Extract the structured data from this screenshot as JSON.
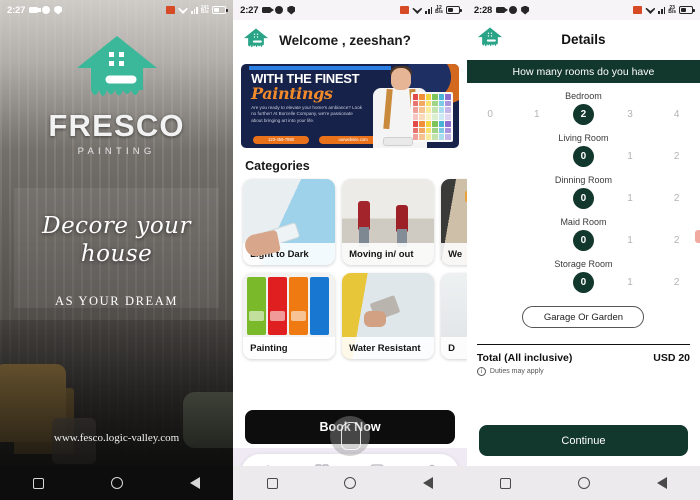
{
  "screens": {
    "splash": {
      "status": {
        "time": "2:27",
        "battery_rate": "241",
        "battery_unit": "B/s",
        "icons": [
          "video-icon",
          "moon-icon",
          "shield-icon",
          "cast-icon",
          "wifi-icon",
          "signal-icon",
          "battery-icon"
        ]
      },
      "brand_name": "FRESCO",
      "brand_sub": "PAINTING",
      "tagline_line1": "Decore your",
      "tagline_line2": "house",
      "tagline_dream": "AS YOUR DREAM",
      "url": "www.fesco.logic-valley.com"
    },
    "home": {
      "status": {
        "time": "2:27",
        "battery_rate": "12",
        "battery_unit": "B/s"
      },
      "welcome": "Welcome , zeeshan?",
      "banner": {
        "line1": "WITH THE FINEST",
        "line2": "Paintings",
        "paragraph": "Are you ready to elevate your home's ambiance? Look no further! At Borcelle Company, we're passionate about bringing art into your life.",
        "phone": "123-456-7890",
        "website": "ourwebsite.com"
      },
      "section_title": "Categories",
      "categories_row1": [
        {
          "label": "Light to Dark"
        },
        {
          "label": "Moving in/ out"
        },
        {
          "label": "We"
        }
      ],
      "categories_row2": [
        {
          "label": "Painting"
        },
        {
          "label": "Water Resistant"
        },
        {
          "label": "D"
        }
      ],
      "book_now": "Book Now",
      "tabs": [
        {
          "name": "home-icon"
        },
        {
          "name": "grid-icon"
        },
        {
          "name": "paint-roller-icon"
        },
        {
          "name": "profile-icon"
        }
      ]
    },
    "details": {
      "status": {
        "time": "2:28",
        "battery_rate": "23",
        "battery_unit": "B/s"
      },
      "title": "Details",
      "banner": "How many rooms do you have",
      "rooms": [
        {
          "name": "Bedroom",
          "options": [
            "0",
            "1",
            "2",
            "3",
            "4"
          ],
          "selected": 2
        },
        {
          "name": "Living Room",
          "options": [
            "0",
            "1",
            "2"
          ],
          "selected": 0
        },
        {
          "name": "Dinning Room",
          "options": [
            "0",
            "1",
            "2"
          ],
          "selected": 0
        },
        {
          "name": "Maid Room",
          "options": [
            "0",
            "1",
            "2"
          ],
          "selected": 0
        },
        {
          "name": "Storage Room",
          "options": [
            "0",
            "1",
            "2"
          ],
          "selected": 0
        }
      ],
      "garage_button": "Garage Or Garden",
      "total_label": "Total (All inclusive)",
      "total_value": "USD 20",
      "duties_note": "Duties may apply",
      "continue": "Continue"
    }
  },
  "colors": {
    "brand_teal": "#3bb79a",
    "dark_green": "#12372c",
    "banner_navy": "#16224a",
    "banner_orange": "#e8711a",
    "black_button": "#0d0d0d"
  }
}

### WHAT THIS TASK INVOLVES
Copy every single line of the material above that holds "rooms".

### REPLY
      "banner": "How many rooms do you have",
      "rooms": [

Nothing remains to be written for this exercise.